It all came down to the frog. Tossing the amphibian is a bit slow, but it was easy to sneak one in while Noel was locked down with Rachel's zoning. The electric frog hops and ribbits slowly in the direction of Rachel’s opponent and then suddenly bursts into an electrical storm when it gets near. If the frog is hit it dies, and if Rachel is hit it dies. But the problem was that Rachel was already great at zoning without it, and in fact the frog was slow and innocuous even I sometimes forgot about it. My girlfriend would only notice George the XIII when it was too late.

It happened so often that my girlfriend panicked whenever she saw the frog: she’d suddenly jump backwards right into it, or stop in the middle of an attack to move away and not have enough time to recover. The frog is tricky to deal with, but because she had to deal with the frog and everything else at the same time, and she never figured out how to deal with it because made it impossible for her.

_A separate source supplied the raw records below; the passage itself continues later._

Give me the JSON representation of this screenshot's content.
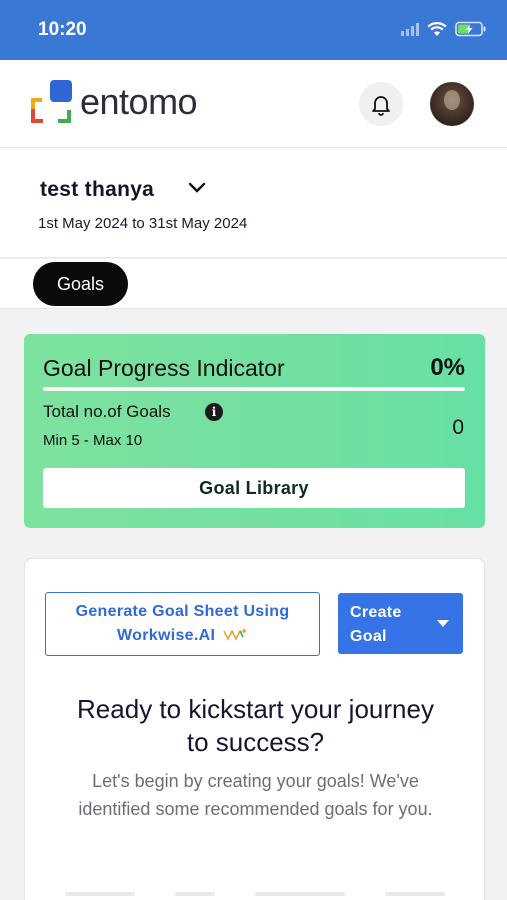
{
  "status_bar": {
    "time": "10:20"
  },
  "header": {
    "logo_text": "entomo",
    "logo_colors": [
      "#f2a81d",
      "#2f67d6",
      "#e1463a",
      "#3eab55"
    ],
    "notification_icon": "bell-icon",
    "avatar_icon": "user-avatar"
  },
  "user": {
    "name": "test thanya",
    "date_range": "1st May 2024 to 31st May 2024"
  },
  "tabs": [
    {
      "label": "Goals",
      "active": true
    }
  ],
  "progress_card": {
    "title": "Goal Progress Indicator",
    "percent": "0%",
    "progress_fraction": 0,
    "total_label": "Total no.of Goals",
    "min_max": "Min 5 - Max 10",
    "total_count": "0",
    "library_button": "Goal Library",
    "colors": {
      "start": "#7ee29f",
      "end": "#66e0a5"
    }
  },
  "goals_panel": {
    "workwise_line1": "Generate Goal Sheet Using",
    "workwise_line2": "Workwise.AI",
    "create_line1": "Create",
    "create_line2": "Goal",
    "headline_line1": "Ready to kickstart your journey",
    "headline_line2": "to success?",
    "subtext_line1": "Let's begin by creating your goals! We've",
    "subtext_line2": "identified some recommended goals for you."
  },
  "colors": {
    "status_bar": "#3a78d6",
    "primary": "#3573e6"
  }
}
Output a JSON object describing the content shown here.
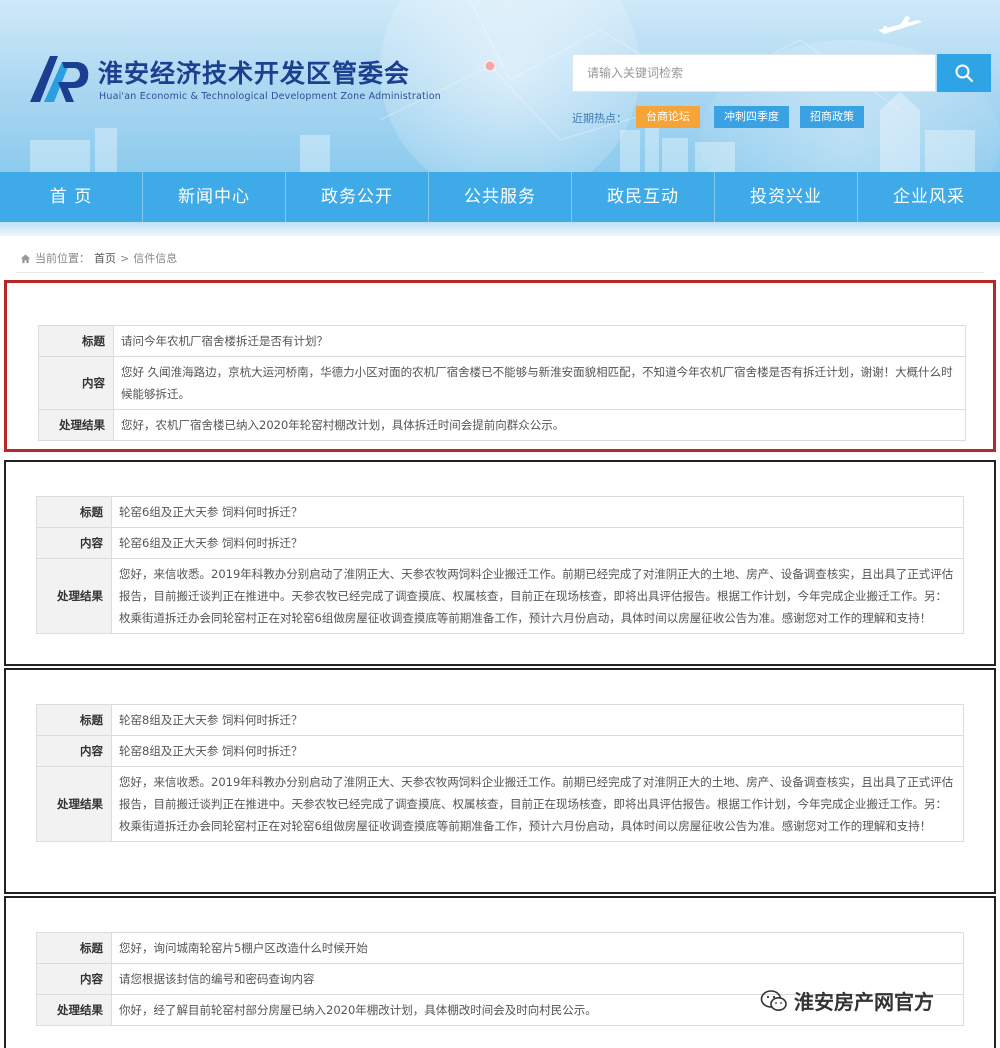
{
  "header": {
    "site_title": "淮安经济技术开发区管委会",
    "site_subtitle": "Huai'an Economic & Technological Development Zone Administration",
    "search_placeholder": "请输入关键词检索",
    "hot_label": "近期热点：",
    "hot_tags": [
      "台商论坛",
      "冲刺四季度",
      "招商政策"
    ]
  },
  "nav": {
    "items": [
      "首 页",
      "新闻中心",
      "政务公开",
      "公共服务",
      "政民互动",
      "投资兴业",
      "企业风采"
    ]
  },
  "breadcrumb": {
    "prefix": "当前位置：",
    "home": "首页",
    "separator": ">",
    "current": "信件信息"
  },
  "letters": [
    {
      "labels": [
        "标题",
        "内容",
        "处理结果"
      ],
      "title": "请问今年农机厂宿舍楼拆迁是否有计划？",
      "content": "您好 久闻淮海路边，京杭大运河桥南，华德力小区对面的农机厂宿舍楼已不能够与新淮安面貌相匹配，不知道今年农机厂宿舍楼是否有拆迁计划，谢谢！大概什么时候能够拆迁。",
      "result": "您好，农机厂宿舍楼已纳入2020年轮窑村棚改计划，具体拆迁时间会提前向群众公示。"
    },
    {
      "labels": [
        "标题",
        "内容",
        "处理结果"
      ],
      "title": "轮窑6组及正大天参 饲料何时拆迁？",
      "content": "轮窑6组及正大天参 饲料何时拆迁？",
      "result": "您好，来信收悉。2019年科教办分别启动了淮阴正大、天参农牧两饲料企业搬迁工作。前期已经完成了对淮阴正大的土地、房产、设备调查核实，且出具了正式评估报告，目前搬迁谈判正在推进中。天参农牧已经完成了调查摸底、权属核查，目前正在现场核查，即将出具评估报告。根据工作计划，今年完成企业搬迁工作。另：枚乘街道拆迁办会同轮窑村正在对轮窑6组做房屋征收调查摸底等前期准备工作，预计六月份启动，具体时间以房屋征收公告为准。感谢您对工作的理解和支持！"
    },
    {
      "labels": [
        "标题",
        "内容",
        "处理结果"
      ],
      "title": "轮窑8组及正大天参 饲料何时拆迁？",
      "content": "轮窑8组及正大天参 饲料何时拆迁？",
      "result": "您好，来信收悉。2019年科教办分别启动了淮阴正大、天参农牧两饲料企业搬迁工作。前期已经完成了对淮阴正大的土地、房产、设备调查核实，且出具了正式评估报告，目前搬迁谈判正在推进中。天参农牧已经完成了调查摸底、权属核查，目前正在现场核查，即将出具评估报告。根据工作计划，今年完成企业搬迁工作。另：枚乘街道拆迁办会同轮窑村正在对轮窑6组做房屋征收调查摸底等前期准备工作，预计六月份启动，具体时间以房屋征收公告为准。感谢您对工作的理解和支持！"
    },
    {
      "labels": [
        "标题",
        "内容",
        "处理结果"
      ],
      "title": "您好，询问城南轮窑片5棚户区改造什么时候开始",
      "content": "请您根据该封信的编号和密码查询内容",
      "result": "你好，经了解目前轮窑村部分房屋已纳入2020年棚改计划，具体棚改时间会及时向村民公示。"
    }
  ],
  "watermark": {
    "text": "淮安房产网官方",
    "icon": "wechat-icon"
  },
  "colors": {
    "nav": "#3eaae8",
    "highlight_border": "#b5282a",
    "hot_tag_primary": "#f6a437",
    "hot_tag_secondary": "#3aa2e3"
  }
}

I hope that the lesson learned here is not how to make your girlfriend want to beat you with her controller. It’s that it’s just as possible to teach a player to play badly as it is to teach them to play well. Single player games have the burden of teaching players every step of the way, but pre-programmed opponents only have so many tricks. How do you teach a player how to deal with a constantly learning and adapting opponent?

In fact, predictable or utterly random computer opponents teach worse playing skills. Since they don't learn, the same technique that defeated them once can be used for the rest of the game. A human, on the other hand, will learn quickly to stop behaving foolishly.

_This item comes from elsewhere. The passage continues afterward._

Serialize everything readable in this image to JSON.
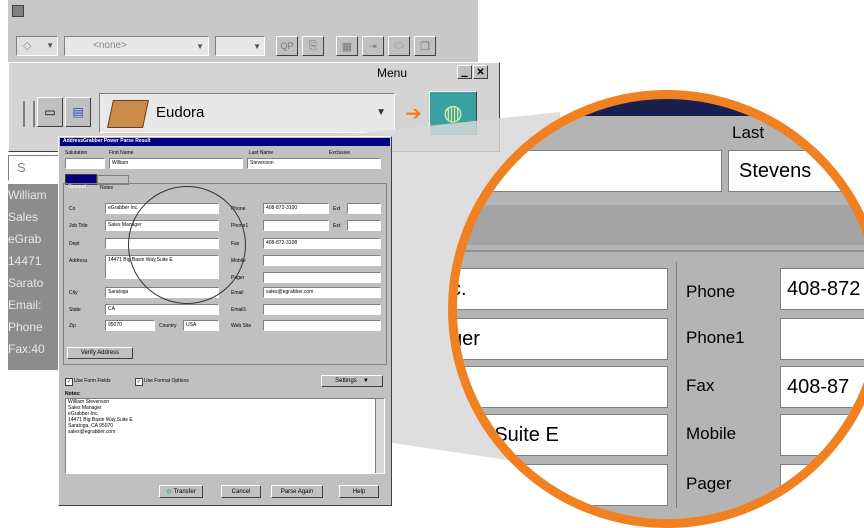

Blazblue itself is an offender in this regard, since it teaches the basics of the game but no practical skills and its computer opponents are laughable on even the highest difficulty. There is a whole wealth of skills in online games now, from frame data memorization in fighters to micromanagement in games like Starcraft, that learning about the deepest parts of the game might only be possible in nebulous forums or word of mouth.

With the Internet age, designers are making more of an effort to involve themselves with the community of gamers they're creating. Blazblue makes a valiant effort, and Starcraft II has challenge maps meant to teach unit utility and micro skills. That these skill exist is a wonder of the video game community, but the difficulty of introducing them to new players is a real one.

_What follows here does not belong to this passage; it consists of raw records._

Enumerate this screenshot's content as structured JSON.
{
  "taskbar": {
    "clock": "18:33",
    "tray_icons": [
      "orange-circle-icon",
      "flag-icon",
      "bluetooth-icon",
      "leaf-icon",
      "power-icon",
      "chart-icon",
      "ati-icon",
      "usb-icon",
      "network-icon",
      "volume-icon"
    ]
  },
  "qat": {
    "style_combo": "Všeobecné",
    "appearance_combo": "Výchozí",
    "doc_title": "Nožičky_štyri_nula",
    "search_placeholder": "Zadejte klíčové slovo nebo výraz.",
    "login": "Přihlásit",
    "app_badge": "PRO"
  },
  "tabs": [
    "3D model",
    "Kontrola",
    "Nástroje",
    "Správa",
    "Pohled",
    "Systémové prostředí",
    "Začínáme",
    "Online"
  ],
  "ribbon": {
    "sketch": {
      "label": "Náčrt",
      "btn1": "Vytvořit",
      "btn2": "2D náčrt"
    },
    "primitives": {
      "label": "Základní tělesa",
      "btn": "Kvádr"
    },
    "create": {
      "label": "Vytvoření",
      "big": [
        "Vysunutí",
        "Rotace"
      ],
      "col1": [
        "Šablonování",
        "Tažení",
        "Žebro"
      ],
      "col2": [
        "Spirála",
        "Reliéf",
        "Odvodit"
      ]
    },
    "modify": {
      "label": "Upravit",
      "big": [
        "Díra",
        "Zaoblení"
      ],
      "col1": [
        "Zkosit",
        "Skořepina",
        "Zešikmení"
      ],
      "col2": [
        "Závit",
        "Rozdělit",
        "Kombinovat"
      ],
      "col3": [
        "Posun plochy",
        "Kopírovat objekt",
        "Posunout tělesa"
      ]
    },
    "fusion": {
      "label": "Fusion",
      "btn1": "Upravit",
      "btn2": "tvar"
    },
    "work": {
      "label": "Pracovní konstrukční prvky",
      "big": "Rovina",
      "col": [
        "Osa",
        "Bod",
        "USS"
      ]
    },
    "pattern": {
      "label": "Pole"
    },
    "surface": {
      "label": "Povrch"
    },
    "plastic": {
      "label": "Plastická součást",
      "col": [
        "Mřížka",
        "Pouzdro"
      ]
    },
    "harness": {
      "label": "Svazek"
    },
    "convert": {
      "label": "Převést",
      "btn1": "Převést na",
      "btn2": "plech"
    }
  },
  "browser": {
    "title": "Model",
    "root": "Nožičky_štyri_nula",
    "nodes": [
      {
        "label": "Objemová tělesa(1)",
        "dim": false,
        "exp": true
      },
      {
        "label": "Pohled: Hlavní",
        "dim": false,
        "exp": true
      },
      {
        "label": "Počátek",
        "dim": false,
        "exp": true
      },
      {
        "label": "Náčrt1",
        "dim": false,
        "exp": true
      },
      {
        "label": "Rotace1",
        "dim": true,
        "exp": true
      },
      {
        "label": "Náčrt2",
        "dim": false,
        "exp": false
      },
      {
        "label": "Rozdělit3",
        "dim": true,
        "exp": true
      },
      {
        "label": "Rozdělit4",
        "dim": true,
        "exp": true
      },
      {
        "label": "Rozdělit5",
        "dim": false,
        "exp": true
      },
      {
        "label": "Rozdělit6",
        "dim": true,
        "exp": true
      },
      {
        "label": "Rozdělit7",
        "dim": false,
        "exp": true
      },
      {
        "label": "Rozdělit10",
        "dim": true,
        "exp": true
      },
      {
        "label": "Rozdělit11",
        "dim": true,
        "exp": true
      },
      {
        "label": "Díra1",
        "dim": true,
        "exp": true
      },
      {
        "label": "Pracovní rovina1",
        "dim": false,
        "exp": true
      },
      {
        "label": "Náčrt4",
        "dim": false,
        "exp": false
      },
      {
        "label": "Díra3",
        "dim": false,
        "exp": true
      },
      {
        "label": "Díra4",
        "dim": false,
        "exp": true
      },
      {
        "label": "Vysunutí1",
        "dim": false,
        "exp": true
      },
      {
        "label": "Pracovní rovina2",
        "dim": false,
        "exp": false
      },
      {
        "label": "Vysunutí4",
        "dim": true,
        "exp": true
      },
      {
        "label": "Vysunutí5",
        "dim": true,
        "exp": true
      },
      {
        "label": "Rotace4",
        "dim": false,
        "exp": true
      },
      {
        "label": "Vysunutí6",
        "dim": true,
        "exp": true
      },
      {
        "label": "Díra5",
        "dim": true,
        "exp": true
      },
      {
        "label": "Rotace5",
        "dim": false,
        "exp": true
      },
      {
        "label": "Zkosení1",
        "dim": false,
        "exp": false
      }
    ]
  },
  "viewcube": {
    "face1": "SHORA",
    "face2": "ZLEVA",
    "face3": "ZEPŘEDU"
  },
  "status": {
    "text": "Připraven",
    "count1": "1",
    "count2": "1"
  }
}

Valve’s DOTA II promises a system for players to act like coaches—something that Metal Gear Online attempted once upon a time. As games are increasingly played like sports, it only makes sense that they’re taught like them. Is it possible, though, for games to teach skills that are applicable against humans?

[Andrew Vanden Bossche is a freelance writer and student. He has a blog called Mammon Machine, which hasn’t been updated for an embarrassingly long time, and can be reached at [email protected]]